The development of the Journal has been led by Simon Walker and the 6 editions have had over 17,000 downloads from the UK and across the globe. Evidence again of the impact of partnerships. I am very proud to be co-editor of the Journal and to see the call for contributions to the 7th edition announced at the conference by Tom Lowe with the University of Winchester taking over the editorial lead for this edition.
After an evening of relaxed networking and rich conversations, day 2 started with an inspirational keynote from Tansy Jessop, Professor of Research Informed Teaching, Southampton Solent University. Having followed Tansy’s work over the years on TESTA and the Jisc FASTECH projects, it was a privilege to listen to he thoughtful and provoking keynote. Tansy challenged us to think about the value of higher education, what we think students expect and what students actually do expect from their educational experiences.
We were challenged to ‘Read more, write more’ and had the opportunity to write a reflective poem ourselves! I so enjoyed the chance to reflect on our own practice, not something we often get a chance to do in the fast paced world we live in. Thank you Tansy for opening our minds and for such a valuable presentation.
Day 2 offered a rich smorgasbord of practice with so many inspiring sessions that it was hard to make a choice. We were fortunate to have the brilliant work of Ada Jusic (@adajusic) who captured the themes and key messages of the sessions to weave into our conference tapestry!
One of the highlights of all CAN conferences is the student panel and we were fortunate to have 5 student partners join us for the panel representing University of Winchester, Epping Forest College, Keele University and Imperial College. The panellists embodied the benefits partnerships bring – with our students speaking about how they roles as students partners had enabled them to develop their confidence, digital skills, team working skills, presentation skills and much more. Importantly all our panellists recognised that their experiences were going to support them in their progression into the work place or into higher education for our two FE students. That is the true power of partnerships!

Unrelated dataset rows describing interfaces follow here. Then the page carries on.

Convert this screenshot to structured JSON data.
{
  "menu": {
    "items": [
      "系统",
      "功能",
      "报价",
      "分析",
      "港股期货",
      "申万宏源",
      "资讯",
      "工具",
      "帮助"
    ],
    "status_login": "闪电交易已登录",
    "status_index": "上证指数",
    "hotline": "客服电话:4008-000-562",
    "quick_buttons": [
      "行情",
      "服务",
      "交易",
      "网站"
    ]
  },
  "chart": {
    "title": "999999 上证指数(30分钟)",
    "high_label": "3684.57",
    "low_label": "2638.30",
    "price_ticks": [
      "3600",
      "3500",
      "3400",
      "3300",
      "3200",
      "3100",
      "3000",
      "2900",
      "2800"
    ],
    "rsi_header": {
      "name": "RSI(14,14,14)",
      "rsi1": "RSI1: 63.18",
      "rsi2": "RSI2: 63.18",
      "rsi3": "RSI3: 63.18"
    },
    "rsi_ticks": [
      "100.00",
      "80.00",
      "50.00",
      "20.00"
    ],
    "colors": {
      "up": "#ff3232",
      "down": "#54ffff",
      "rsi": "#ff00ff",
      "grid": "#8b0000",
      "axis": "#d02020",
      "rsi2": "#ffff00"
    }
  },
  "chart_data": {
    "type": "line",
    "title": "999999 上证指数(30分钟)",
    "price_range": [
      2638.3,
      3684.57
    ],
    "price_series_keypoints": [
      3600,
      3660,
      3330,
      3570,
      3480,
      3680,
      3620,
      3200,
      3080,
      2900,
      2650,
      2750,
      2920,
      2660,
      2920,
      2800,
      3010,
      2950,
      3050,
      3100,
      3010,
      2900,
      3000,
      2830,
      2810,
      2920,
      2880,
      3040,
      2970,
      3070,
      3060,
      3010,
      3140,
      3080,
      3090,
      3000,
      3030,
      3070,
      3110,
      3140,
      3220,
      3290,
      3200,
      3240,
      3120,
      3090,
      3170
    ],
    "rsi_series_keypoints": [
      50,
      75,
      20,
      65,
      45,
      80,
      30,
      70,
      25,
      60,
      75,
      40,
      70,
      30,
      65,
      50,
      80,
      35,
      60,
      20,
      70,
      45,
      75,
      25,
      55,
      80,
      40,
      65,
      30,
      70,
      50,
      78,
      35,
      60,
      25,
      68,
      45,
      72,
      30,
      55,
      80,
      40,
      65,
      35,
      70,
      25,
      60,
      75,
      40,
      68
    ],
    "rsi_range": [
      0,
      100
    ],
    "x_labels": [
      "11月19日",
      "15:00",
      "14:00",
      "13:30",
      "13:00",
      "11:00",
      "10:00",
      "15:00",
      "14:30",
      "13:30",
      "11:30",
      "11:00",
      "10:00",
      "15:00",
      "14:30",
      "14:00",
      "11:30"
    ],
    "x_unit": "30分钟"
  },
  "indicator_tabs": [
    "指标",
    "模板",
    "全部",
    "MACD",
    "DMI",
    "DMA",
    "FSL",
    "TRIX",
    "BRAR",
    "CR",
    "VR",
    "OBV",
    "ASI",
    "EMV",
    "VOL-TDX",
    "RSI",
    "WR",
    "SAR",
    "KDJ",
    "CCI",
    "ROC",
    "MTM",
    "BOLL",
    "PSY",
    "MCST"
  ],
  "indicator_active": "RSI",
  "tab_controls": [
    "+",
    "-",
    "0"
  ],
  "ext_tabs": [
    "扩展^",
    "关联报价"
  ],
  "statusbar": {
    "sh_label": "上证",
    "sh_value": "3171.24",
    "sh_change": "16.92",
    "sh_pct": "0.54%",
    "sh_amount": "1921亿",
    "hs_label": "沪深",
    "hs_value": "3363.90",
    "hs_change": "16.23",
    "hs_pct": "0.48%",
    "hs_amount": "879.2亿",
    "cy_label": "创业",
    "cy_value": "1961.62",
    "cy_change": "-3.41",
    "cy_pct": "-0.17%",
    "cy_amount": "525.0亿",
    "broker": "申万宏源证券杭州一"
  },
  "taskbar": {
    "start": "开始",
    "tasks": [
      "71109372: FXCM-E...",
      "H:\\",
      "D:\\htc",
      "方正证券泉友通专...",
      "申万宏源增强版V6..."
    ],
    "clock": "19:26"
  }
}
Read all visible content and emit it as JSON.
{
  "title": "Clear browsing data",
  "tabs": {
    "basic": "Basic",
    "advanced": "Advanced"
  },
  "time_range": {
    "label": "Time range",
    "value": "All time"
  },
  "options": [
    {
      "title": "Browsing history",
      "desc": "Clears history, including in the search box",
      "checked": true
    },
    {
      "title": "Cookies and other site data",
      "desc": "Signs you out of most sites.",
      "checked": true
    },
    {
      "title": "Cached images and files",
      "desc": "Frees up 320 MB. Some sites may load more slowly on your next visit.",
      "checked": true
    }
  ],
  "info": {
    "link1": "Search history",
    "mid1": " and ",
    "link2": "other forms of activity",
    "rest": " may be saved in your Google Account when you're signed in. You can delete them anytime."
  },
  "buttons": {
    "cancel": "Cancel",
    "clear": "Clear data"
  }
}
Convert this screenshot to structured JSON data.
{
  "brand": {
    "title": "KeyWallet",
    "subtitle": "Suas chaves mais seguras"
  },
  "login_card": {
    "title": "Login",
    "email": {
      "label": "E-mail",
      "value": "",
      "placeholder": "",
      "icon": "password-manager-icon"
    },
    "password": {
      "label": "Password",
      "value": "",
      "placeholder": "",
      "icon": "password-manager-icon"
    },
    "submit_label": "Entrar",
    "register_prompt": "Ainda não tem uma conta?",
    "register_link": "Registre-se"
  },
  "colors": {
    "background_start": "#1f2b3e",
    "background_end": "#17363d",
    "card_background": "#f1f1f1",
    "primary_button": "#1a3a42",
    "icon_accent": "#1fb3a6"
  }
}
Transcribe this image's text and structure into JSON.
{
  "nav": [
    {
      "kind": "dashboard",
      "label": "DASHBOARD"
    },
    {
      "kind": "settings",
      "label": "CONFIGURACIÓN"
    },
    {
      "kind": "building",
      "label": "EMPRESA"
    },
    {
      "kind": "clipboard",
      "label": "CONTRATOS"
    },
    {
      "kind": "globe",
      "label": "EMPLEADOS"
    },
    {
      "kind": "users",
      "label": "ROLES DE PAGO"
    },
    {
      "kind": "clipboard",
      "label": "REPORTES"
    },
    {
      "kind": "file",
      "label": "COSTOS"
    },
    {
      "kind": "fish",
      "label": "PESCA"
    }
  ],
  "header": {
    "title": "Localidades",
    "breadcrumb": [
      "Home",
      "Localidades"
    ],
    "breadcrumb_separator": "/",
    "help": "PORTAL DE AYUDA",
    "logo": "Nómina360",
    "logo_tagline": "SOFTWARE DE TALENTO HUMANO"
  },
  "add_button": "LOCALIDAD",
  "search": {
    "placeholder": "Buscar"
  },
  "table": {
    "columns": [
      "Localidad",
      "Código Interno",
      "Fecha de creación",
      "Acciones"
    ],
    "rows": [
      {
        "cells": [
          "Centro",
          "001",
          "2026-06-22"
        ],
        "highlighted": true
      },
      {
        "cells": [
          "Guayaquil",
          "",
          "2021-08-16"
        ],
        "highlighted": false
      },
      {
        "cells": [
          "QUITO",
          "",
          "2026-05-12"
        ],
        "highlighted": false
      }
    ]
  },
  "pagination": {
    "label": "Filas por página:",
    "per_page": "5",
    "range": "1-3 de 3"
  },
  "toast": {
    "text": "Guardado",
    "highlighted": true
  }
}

I was so incredibly proud to have been part of such a fantastic showcase of practice from across higher and further education. To have met such eloquent and passionate students who want to make education the best experience for all and to hear how staff are so open to change and collaboration with their students to foster and support innovation. And to have seen how the CAN network which we established in 2012 has now become a self sustaining network expanding each year with its membership.
I want to say a special thank you to the brilliant Winchester team who organised such a successful conference and made us all so welcome:
Cassie Shaw – Learning and Teaching Enhancement Officer
Maisha Islam – Centre for Student Engagement Graduate Intern
Dr Stuart Sims – Head of Student Engagement
Rosie Lewis – SU Vice President, Education
Tom Lowe – Centre for Student Engagement Manager
So what is next for CAN?
Dates for 2019 CAN will be announced soon and we even have CAN 2020 lined up with a host institution too!
For me, the one thing I am going to take away is the energy and ideas which we can build into our work at Jisc with students. We have recently launched a call for expressions of interest from students who wish to become Jisc student partners, to inform Jisc on its work and to ensure what we do supports the highest quality digital experience for all our students. If you are interested in finding out more about our student partners, please email us on firstname.lastname@example.org
Please keep sharing your reflections on what you are taking away from CAN18 and how you are supporting student partnerships at your organisation using #CAN18. Join the CAN network by visiting https://www.jiscmail.ac.uk/CAN